Source records below:

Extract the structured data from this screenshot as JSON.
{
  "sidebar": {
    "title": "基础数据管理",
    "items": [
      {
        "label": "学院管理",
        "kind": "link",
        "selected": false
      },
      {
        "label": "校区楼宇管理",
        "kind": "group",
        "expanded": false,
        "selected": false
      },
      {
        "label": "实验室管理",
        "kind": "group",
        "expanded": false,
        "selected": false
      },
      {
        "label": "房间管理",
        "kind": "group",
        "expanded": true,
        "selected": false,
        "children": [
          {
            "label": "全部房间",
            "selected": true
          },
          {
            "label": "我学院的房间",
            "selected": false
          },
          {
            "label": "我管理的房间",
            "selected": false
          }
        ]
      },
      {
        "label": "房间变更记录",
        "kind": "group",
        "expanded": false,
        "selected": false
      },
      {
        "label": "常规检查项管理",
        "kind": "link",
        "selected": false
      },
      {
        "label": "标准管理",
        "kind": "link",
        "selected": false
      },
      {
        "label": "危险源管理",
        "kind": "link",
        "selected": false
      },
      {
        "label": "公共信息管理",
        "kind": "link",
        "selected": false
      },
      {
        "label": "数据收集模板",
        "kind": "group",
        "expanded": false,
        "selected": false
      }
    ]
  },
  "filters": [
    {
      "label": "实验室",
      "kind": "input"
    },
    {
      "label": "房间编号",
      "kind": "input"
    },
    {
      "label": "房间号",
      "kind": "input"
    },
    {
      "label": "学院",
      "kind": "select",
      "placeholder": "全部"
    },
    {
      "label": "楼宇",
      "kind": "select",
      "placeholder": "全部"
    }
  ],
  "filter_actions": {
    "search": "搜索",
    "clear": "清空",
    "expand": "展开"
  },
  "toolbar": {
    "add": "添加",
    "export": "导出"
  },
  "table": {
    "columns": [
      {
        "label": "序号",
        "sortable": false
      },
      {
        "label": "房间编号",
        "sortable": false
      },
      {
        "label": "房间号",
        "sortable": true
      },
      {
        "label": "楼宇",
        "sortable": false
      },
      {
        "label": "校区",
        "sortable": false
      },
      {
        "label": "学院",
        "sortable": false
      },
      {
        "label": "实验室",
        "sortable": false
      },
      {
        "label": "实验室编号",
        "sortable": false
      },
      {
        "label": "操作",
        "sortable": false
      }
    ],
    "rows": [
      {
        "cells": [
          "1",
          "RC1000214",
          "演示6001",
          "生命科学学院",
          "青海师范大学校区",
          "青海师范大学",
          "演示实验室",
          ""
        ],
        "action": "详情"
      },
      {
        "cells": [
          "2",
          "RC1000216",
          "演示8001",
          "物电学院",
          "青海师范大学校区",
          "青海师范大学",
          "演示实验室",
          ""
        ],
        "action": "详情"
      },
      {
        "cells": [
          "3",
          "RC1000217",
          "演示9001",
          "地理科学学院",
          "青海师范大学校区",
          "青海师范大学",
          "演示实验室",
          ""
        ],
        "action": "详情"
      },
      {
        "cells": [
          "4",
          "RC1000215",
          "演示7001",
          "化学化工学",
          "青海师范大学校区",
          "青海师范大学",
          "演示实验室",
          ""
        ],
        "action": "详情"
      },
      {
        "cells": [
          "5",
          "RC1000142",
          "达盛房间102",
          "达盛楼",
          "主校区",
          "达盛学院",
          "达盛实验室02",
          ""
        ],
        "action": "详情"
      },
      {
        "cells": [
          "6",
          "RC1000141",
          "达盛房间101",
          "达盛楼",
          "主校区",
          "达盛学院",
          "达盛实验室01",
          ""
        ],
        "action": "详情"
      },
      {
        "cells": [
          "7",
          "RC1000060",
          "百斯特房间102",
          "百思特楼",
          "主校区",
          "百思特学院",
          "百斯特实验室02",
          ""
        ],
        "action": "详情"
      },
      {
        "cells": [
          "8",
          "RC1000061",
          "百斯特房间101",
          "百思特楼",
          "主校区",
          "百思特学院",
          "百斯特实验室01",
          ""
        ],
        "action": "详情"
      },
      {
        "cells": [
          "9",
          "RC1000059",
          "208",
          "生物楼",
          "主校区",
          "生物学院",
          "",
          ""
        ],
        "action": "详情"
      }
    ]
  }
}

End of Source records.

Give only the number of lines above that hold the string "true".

3